(Your instructions)
Write out every record below exactly as it appears.

--- Information provided Enclosed Below ---

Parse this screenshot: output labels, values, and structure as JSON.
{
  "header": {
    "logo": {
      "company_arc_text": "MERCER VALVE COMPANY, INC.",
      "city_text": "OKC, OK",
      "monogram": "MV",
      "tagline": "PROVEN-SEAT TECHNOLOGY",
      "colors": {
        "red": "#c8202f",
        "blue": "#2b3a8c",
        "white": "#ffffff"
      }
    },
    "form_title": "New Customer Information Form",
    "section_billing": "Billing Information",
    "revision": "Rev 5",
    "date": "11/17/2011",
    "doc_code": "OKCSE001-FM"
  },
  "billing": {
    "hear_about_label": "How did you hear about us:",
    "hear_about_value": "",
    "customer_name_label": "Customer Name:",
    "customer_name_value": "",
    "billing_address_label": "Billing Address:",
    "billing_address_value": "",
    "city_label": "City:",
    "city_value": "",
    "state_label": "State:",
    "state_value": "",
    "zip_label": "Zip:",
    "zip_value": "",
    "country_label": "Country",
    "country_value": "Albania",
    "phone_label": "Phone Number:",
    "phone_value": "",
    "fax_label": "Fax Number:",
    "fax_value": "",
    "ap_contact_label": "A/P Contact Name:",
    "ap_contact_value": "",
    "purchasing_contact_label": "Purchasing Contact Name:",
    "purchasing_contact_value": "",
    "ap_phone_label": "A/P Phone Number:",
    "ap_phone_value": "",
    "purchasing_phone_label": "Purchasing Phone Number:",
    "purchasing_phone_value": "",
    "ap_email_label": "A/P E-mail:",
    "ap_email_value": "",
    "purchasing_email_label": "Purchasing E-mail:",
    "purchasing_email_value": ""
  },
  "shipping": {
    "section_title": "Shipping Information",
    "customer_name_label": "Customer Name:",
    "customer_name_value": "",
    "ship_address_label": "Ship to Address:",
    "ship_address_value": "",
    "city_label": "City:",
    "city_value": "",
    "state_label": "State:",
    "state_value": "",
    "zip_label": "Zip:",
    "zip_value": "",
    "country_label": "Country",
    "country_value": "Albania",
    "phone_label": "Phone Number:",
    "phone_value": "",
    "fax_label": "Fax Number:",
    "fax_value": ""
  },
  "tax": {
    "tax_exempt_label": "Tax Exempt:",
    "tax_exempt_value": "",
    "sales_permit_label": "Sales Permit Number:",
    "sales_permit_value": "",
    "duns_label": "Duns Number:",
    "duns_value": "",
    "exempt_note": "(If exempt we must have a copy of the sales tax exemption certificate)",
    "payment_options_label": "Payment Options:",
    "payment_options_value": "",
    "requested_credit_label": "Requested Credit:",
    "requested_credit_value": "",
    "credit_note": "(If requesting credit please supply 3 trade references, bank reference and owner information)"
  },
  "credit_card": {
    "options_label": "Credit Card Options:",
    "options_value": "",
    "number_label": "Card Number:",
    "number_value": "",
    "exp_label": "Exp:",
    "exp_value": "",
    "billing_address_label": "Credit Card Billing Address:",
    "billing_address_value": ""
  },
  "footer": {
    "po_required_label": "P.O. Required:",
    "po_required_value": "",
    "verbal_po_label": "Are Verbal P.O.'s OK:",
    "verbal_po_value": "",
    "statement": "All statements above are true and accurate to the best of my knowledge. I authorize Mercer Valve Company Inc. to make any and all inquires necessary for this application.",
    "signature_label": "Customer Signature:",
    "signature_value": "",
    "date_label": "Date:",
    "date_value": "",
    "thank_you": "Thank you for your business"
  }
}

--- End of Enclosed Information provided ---

(Task solution)
Parse this screenshot: output labels, values, and structure as JSON.
{
  "header": {
    "logo": {
      "company_arc_text": "MERCER VALVE COMPANY, INC.",
      "city_text": "OKC, OK",
      "monogram": "MV",
      "tagline": "PROVEN-SEAT TECHNOLOGY",
      "colors": {
        "red": "#c8202f",
        "blue": "#2b3a8c",
        "white": "#ffffff"
      }
    },
    "form_title": "New Customer Information Form",
    "section_billing": "Billing Information",
    "revision": "Rev 5",
    "date": "11/17/2011",
    "doc_code": "OKCSE001-FM"
  },
  "billing": {
    "hear_about_label": "How did you hear about us:",
    "hear_about_value": "",
    "customer_name_label": "Customer Name:",
    "customer_name_value": "",
    "billing_address_label": "Billing Address:",
    "billing_address_value": "",
    "city_label": "City:",
    "city_value": "",
    "state_label": "State:",
    "state_value": "",
    "zip_label": "Zip:",
    "zip_value": "",
    "country_label": "Country",
    "country_value": "Albania",
    "phone_label": "Phone Number:",
    "phone_value": "",
    "fax_label": "Fax Number:",
    "fax_value": "",
    "ap_contact_label": "A/P Contact Name:",
    "ap_contact_value": "",
    "purchasing_contact_label": "Purchasing Contact Name:",
    "purchasing_contact_value": "",
    "ap_phone_label": "A/P Phone Number:",
    "ap_phone_value": "",
    "purchasing_phone_label": "Purchasing Phone Number:",
    "purchasing_phone_value": "",
    "ap_email_label": "A/P E-mail:",
    "ap_email_value": "",
    "purchasing_email_label": "Purchasing E-mail:",
    "purchasing_email_value": ""
  },
  "shipping": {
    "section_title": "Shipping Information",
    "customer_name_label": "Customer Name:",
    "customer_name_value": "",
    "ship_address_label": "Ship to Address:",
    "ship_address_value": "",
    "city_label": "City:",
    "city_value": "",
    "state_label": "State:",
    "state_value": "",
    "zip_label": "Zip:",
    "zip_value": "",
    "country_label": "Country",
    "country_value": "Albania",
    "phone_label": "Phone Number:",
    "phone_value": "",
    "fax_label": "Fax Number:",
    "fax_value": ""
  },
  "tax": {
    "tax_exempt_label": "Tax Exempt:",
    "tax_exempt_value": "",
    "sales_permit_label": "Sales Permit Number:",
    "sales_permit_value": "",
    "duns_label": "Duns Number:",
    "duns_value": "",
    "exempt_note": "(If exempt we must have a copy of the sales tax exemption certificate)",
    "payment_options_label": "Payment Options:",
    "payment_options_value": "",
    "requested_credit_label": "Requested Credit:",
    "requested_credit_value": "",
    "credit_note": "(If requesting credit please supply 3 trade references, bank reference and owner information)"
  },
  "credit_card": {
    "options_label": "Credit Card Options:",
    "options_value": "",
    "number_label": "Card Number:",
    "number_value": "",
    "exp_label": "Exp:",
    "exp_value": "",
    "billing_address_label": "Credit Card Billing Address:",
    "billing_address_value": ""
  },
  "footer": {
    "po_required_label": "P.O. Required:",
    "po_required_value": "",
    "verbal_po_label": "Are Verbal P.O.'s OK:",
    "verbal_po_value": "",
    "statement": "All statements above are true and accurate to the best of my knowledge. I authorize Mercer Valve Company Inc. to make any and all inquires necessary for this application.",
    "signature_label": "Customer Signature:",
    "signature_value": "",
    "date_label": "Date:",
    "date_value": "",
    "thank_you": "Thank you for your business"
  }
}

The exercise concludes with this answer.